Sodium citrate is a very important ingredient that acts as a sequestrant in our DIY laundry detergent. It is suitable for use as a “builder” in laundry detergents because of its ability to sequester positively-charged calcium and magnesium ions found in tap water and, unlike phosphate builders, it is environmentally safe.
Sodium citrate, acting as a water softener, basically allows the detergent to work more effectively. In fact, the resulting soft water - treated with sodium citrate - requires less soap for the same cleaning effort, as soap is not wasted mopping up calcium ions. Soft water also extends the lifetime of plumbing by reducing or eliminating scale build-up in pipes and fittings.
By mixing citric acid and bicarbonate of soda, we can also make a liquid version of sodium citrate to use in our laundry.

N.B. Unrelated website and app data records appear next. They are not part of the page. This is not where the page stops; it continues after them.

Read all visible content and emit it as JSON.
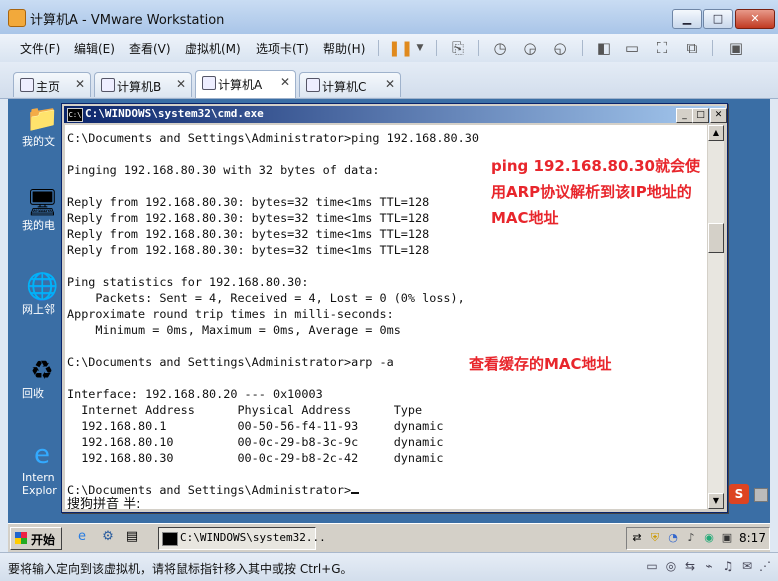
{
  "window": {
    "title": "计算机A - VMware Workstation"
  },
  "menu": [
    "文件(F)",
    "编辑(E)",
    "查看(V)",
    "虚拟机(M)",
    "选项卡(T)",
    "帮助(H)"
  ],
  "tabs": [
    {
      "label": "主页",
      "close": "✕"
    },
    {
      "label": "计算机B",
      "close": "✕"
    },
    {
      "label": "计算机A",
      "close": "✕",
      "active": true
    },
    {
      "label": "计算机C",
      "close": "✕"
    }
  ],
  "desktop_icons": [
    "我的文",
    "我的电",
    "网上邻",
    "回收",
    "Intern\nExplor"
  ],
  "cmd": {
    "title": "C:\\WINDOWS\\system32\\cmd.exe",
    "lines": [
      "C:\\Documents and Settings\\Administrator>ping 192.168.80.30",
      "",
      "Pinging 192.168.80.30 with 32 bytes of data:",
      "",
      "Reply from 192.168.80.30: bytes=32 time<1ms TTL=128",
      "Reply from 192.168.80.30: bytes=32 time<1ms TTL=128",
      "Reply from 192.168.80.30: bytes=32 time<1ms TTL=128",
      "Reply from 192.168.80.30: bytes=32 time<1ms TTL=128",
      "",
      "Ping statistics for 192.168.80.30:",
      "    Packets: Sent = 4, Received = 4, Lost = 0 (0% loss),",
      "Approximate round trip times in milli-seconds:",
      "    Minimum = 0ms, Maximum = 0ms, Average = 0ms",
      "",
      "C:\\Documents and Settings\\Administrator>arp -a",
      "",
      "Interface: 192.168.80.20 --- 0x10003",
      "  Internet Address      Physical Address      Type",
      "  192.168.80.1          00-50-56-f4-11-93     dynamic",
      "  192.168.80.10         00-0c-29-b8-3c-9c     dynamic",
      "  192.168.80.30         00-0c-29-b8-2c-42     dynamic",
      "",
      "C:\\Documents and Settings\\Administrator>"
    ],
    "ime_text": "搜狗拼音 半:",
    "annotation_ping": "ping 192.168.80.30就会使用ARP协议解析到该IP地址的MAC地址",
    "annotation_arp": "查看缓存的MAC地址"
  },
  "taskbar": {
    "start_label": "开始",
    "task_label": "C:\\WINDOWS\\system32...",
    "clock": "8:17"
  },
  "status_text": "要将输入定向到该虚拟机，请将鼠标指针移入其中或按 Ctrl+G。",
  "colors": {
    "annotation": "#e8262c",
    "desktop": "#3a6ea5",
    "cmd_title_start": "#0a246a"
  }
}
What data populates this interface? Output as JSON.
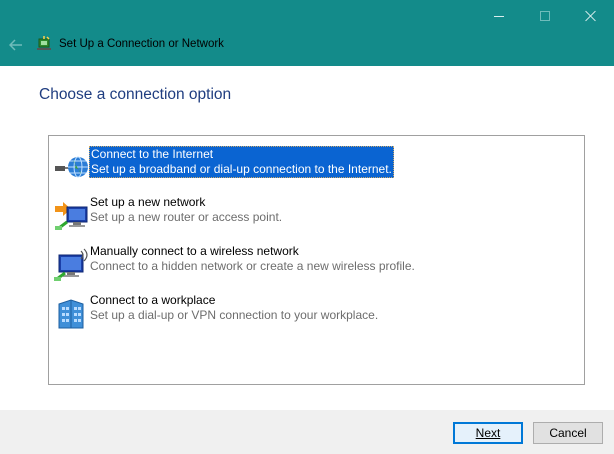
{
  "window": {
    "title": "Set Up a Connection or Network",
    "accent": "#138b8a"
  },
  "heading": "Choose a connection option",
  "options": [
    {
      "title": "Connect to the Internet",
      "description": "Set up a broadband or dial-up connection to the Internet.",
      "icon": "globe-network-icon",
      "selected": true
    },
    {
      "title": "Set up a new network",
      "description": "Set up a new router or access point.",
      "icon": "new-network-icon",
      "selected": false
    },
    {
      "title": "Manually connect to a wireless network",
      "description": "Connect to a hidden network or create a new wireless profile.",
      "icon": "wireless-network-icon",
      "selected": false
    },
    {
      "title": "Connect to a workplace",
      "description": "Set up a dial-up or VPN connection to your workplace.",
      "icon": "workplace-building-icon",
      "selected": false
    }
  ],
  "buttons": {
    "next": "Next",
    "cancel": "Cancel"
  },
  "colors": {
    "heading": "#1f3d80",
    "selection": "#0a64d2"
  }
}
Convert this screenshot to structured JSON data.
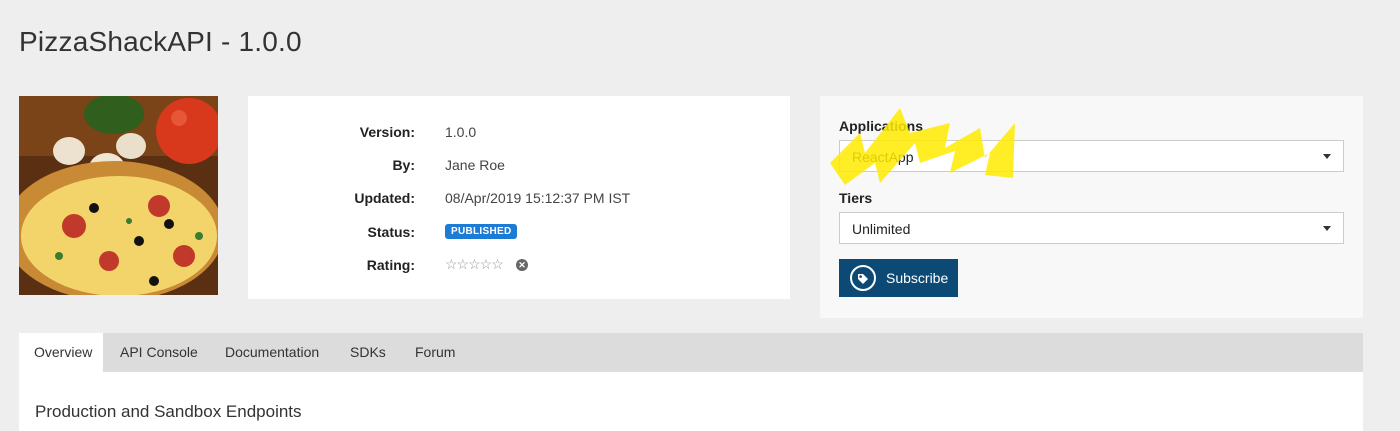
{
  "page": {
    "title": "PizzaShackAPI - 1.0.0"
  },
  "thumbnail": {
    "icon": "pizza-image"
  },
  "info": {
    "version_label": "Version:",
    "version": "1.0.0",
    "by_label": "By:",
    "by": "Jane Roe",
    "updated_label": "Updated:",
    "updated": "08/Apr/2019 15:12:37 PM IST",
    "status_label": "Status:",
    "status": "PUBLISHED",
    "rating_label": "Rating:",
    "rating": 0,
    "rating_max": 5,
    "stars": "☆☆☆☆☆",
    "clear_icon": "✕"
  },
  "subscribe": {
    "applications_label": "Applications",
    "application": "ReactApp",
    "tiers_label": "Tiers",
    "tier": "Unlimited",
    "button_label": "Subscribe",
    "button_color": "#0c4a75",
    "highlight_color": "#ffeb00"
  },
  "tabs": [
    {
      "label": "Overview",
      "active": true
    },
    {
      "label": "API Console",
      "active": false
    },
    {
      "label": "Documentation",
      "active": false
    },
    {
      "label": "SDKs",
      "active": false
    },
    {
      "label": "Forum",
      "active": false
    }
  ],
  "content": {
    "section_title": "Production and Sandbox Endpoints"
  }
}
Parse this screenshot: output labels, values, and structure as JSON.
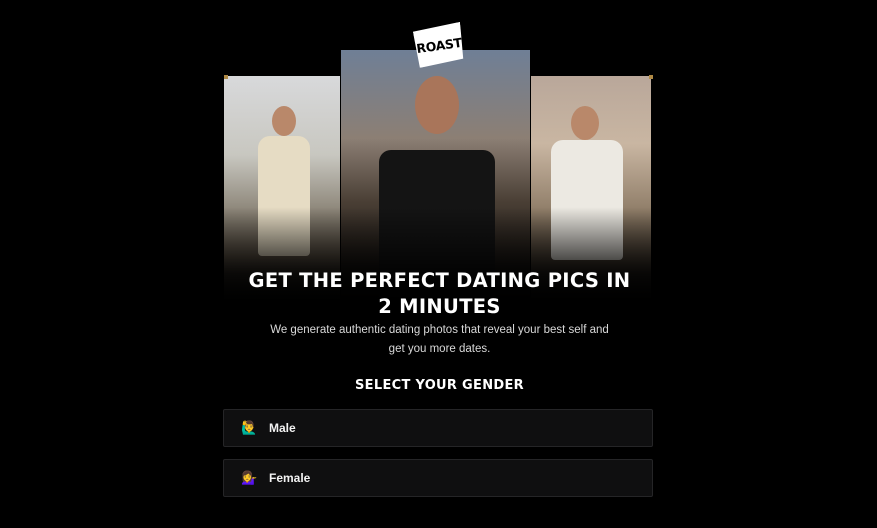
{
  "logo": {
    "text": "ROAST"
  },
  "hero": {
    "headline_line1": "GET THE PERFECT DATING PICS IN",
    "headline_line2": "2 MINUTES",
    "subtitle_line1": "We generate authentic dating photos that reveal your best self and",
    "subtitle_line2": "get you more dates."
  },
  "gender": {
    "label": "SELECT YOUR GENDER",
    "options": [
      {
        "label": "Male",
        "icon": "man-raising-hand-icon"
      },
      {
        "label": "Female",
        "icon": "woman-tipping-hand-icon"
      }
    ]
  },
  "colors": {
    "background": "#000000",
    "option_bg": "#0f0f10",
    "option_border": "#252527",
    "accent_gold": "#b08a45"
  }
}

BIO-WASHING UP LIQUID
Washing-up liquid is really important for making our recipes as it will help us to clean properly and to achieve effective results. Detergents are amphiphilic: they help oils become more soluble in water. The hydrophobic (non-polar) parts of the detergent molecules bind to the non-polar oil molecules. Simultaneously, the hydrophilic (polar) parts of the detergent molecules bind with the water, so that the entire molecule can dissolve in water: this results in a cloudy solution of water and the molecules formed by detergent and oil.
Of course, when I speak of washing-up liquid, I mean only the bio-based type. You can find many ecological, environmentally-friendly, green washing-up liquids with recyclable or recycled packaging. Nowadays, both local shops and large supermarkets sell them. The best policy is to buy in bulk and decant as needed.
You can find more info and all the DIY recipes in my book and all the ingredients in my shop.
I hope you will find this explanation useful!